Data supplied START

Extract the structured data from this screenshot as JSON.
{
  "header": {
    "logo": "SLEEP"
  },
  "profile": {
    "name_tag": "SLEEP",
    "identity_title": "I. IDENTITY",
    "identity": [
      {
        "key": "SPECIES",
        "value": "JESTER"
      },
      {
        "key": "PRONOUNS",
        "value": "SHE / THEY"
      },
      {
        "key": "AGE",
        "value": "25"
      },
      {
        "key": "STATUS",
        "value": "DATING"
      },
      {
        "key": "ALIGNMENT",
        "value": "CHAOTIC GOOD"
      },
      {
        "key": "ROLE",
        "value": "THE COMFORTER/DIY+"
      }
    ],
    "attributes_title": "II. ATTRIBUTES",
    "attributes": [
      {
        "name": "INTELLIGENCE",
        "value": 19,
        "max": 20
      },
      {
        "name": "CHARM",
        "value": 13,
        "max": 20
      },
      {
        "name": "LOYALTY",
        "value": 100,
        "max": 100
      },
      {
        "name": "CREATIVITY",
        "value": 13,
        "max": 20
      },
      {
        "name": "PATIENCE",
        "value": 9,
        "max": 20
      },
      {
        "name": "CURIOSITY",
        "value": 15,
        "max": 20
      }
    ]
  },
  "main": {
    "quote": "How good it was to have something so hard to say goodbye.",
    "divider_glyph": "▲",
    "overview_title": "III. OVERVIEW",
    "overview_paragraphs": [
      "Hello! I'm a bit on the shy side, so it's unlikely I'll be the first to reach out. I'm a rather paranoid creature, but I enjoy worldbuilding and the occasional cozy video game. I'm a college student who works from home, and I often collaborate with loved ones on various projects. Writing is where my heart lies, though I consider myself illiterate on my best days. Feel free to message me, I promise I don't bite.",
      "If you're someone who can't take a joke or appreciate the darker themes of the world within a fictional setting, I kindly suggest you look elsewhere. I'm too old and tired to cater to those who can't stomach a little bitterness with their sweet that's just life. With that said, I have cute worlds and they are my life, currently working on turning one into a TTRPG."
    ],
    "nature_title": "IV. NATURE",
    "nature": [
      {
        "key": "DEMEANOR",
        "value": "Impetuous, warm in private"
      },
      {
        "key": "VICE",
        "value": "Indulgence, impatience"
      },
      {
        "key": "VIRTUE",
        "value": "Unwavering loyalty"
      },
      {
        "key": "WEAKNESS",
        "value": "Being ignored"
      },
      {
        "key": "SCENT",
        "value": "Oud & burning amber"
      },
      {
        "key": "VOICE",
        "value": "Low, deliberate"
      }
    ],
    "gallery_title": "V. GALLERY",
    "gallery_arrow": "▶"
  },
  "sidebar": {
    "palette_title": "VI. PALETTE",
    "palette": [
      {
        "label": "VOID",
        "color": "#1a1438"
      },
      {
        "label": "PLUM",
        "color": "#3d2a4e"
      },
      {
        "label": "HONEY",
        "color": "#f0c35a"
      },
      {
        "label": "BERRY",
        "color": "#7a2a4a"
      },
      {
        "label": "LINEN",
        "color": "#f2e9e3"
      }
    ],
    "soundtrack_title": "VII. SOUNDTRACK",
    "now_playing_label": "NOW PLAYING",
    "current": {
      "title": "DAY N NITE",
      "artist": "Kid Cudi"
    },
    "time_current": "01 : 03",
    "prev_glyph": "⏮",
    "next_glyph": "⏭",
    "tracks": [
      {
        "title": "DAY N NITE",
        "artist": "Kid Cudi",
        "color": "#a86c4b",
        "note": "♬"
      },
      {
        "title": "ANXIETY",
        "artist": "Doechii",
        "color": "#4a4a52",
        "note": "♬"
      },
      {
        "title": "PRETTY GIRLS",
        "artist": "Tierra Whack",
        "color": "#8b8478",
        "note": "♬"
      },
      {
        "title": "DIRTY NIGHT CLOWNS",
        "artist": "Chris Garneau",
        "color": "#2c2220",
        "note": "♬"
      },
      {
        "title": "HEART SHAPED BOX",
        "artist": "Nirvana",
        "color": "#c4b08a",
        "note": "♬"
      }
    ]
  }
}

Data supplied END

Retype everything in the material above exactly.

▶ Written reply:
Extract the structured data from this screenshot as JSON.
{
  "header": {
    "logo": "SLEEP"
  },
  "profile": {
    "name_tag": "SLEEP",
    "identity_title": "I. IDENTITY",
    "identity": [
      {
        "key": "SPECIES",
        "value": "JESTER"
      },
      {
        "key": "PRONOUNS",
        "value": "SHE / THEY"
      },
      {
        "key": "AGE",
        "value": "25"
      },
      {
        "key": "STATUS",
        "value": "DATING"
      },
      {
        "key": "ALIGNMENT",
        "value": "CHAOTIC GOOD"
      },
      {
        "key": "ROLE",
        "value": "THE COMFORTER/DIY+"
      }
    ],
    "attributes_title": "II. ATTRIBUTES",
    "attributes": [
      {
        "name": "INTELLIGENCE",
        "value": 19,
        "max": 20
      },
      {
        "name": "CHARM",
        "value": 13,
        "max": 20
      },
      {
        "name": "LOYALTY",
        "value": 100,
        "max": 100
      },
      {
        "name": "CREATIVITY",
        "value": 13,
        "max": 20
      },
      {
        "name": "PATIENCE",
        "value": 9,
        "max": 20
      },
      {
        "name": "CURIOSITY",
        "value": 15,
        "max": 20
      }
    ]
  },
  "main": {
    "quote": "How good it was to have something so hard to say goodbye.",
    "divider_glyph": "▲",
    "overview_title": "III. OVERVIEW",
    "overview_paragraphs": [
      "Hello! I'm a bit on the shy side, so it's unlikely I'll be the first to reach out. I'm a rather paranoid creature, but I enjoy worldbuilding and the occasional cozy video game. I'm a college student who works from home, and I often collaborate with loved ones on various projects. Writing is where my heart lies, though I consider myself illiterate on my best days. Feel free to message me, I promise I don't bite.",
      "If you're someone who can't take a joke or appreciate the darker themes of the world within a fictional setting, I kindly suggest you look elsewhere. I'm too old and tired to cater to those who can't stomach a little bitterness with their sweet that's just life. With that said, I have cute worlds and they are my life, currently working on turning one into a TTRPG."
    ],
    "nature_title": "IV. NATURE",
    "nature": [
      {
        "key": "DEMEANOR",
        "value": "Impetuous, warm in private"
      },
      {
        "key": "VICE",
        "value": "Indulgence, impatience"
      },
      {
        "key": "VIRTUE",
        "value": "Unwavering loyalty"
      },
      {
        "key": "WEAKNESS",
        "value": "Being ignored"
      },
      {
        "key": "SCENT",
        "value": "Oud & burning amber"
      },
      {
        "key": "VOICE",
        "value": "Low, deliberate"
      }
    ],
    "gallery_title": "V. GALLERY",
    "gallery_arrow": "▶"
  },
  "sidebar": {
    "palette_title": "VI. PALETTE",
    "palette": [
      {
        "label": "VOID",
        "color": "#1a1438"
      },
      {
        "label": "PLUM",
        "color": "#3d2a4e"
      },
      {
        "label": "HONEY",
        "color": "#f0c35a"
      },
      {
        "label": "BERRY",
        "color": "#7a2a4a"
      },
      {
        "label": "LINEN",
        "color": "#f2e9e3"
      }
    ],
    "soundtrack_title": "VII. SOUNDTRACK",
    "now_playing_label": "NOW PLAYING",
    "current": {
      "title": "DAY N NITE",
      "artist": "Kid Cudi"
    },
    "time_current": "01 : 03",
    "prev_glyph": "⏮",
    "next_glyph": "⏭",
    "tracks": [
      {
        "title": "DAY N NITE",
        "artist": "Kid Cudi",
        "color": "#a86c4b",
        "note": "♬"
      },
      {
        "title": "ANXIETY",
        "artist": "Doechii",
        "color": "#4a4a52",
        "note": "♬"
      },
      {
        "title": "PRETTY GIRLS",
        "artist": "Tierra Whack",
        "color": "#8b8478",
        "note": "♬"
      },
      {
        "title": "DIRTY NIGHT CLOWNS",
        "artist": "Chris Garneau",
        "color": "#2c2220",
        "note": "♬"
      },
      {
        "title": "HEART SHAPED BOX",
        "artist": "Nirvana",
        "color": "#c4b08a",
        "note": "♬"
      }
    ]
  }
}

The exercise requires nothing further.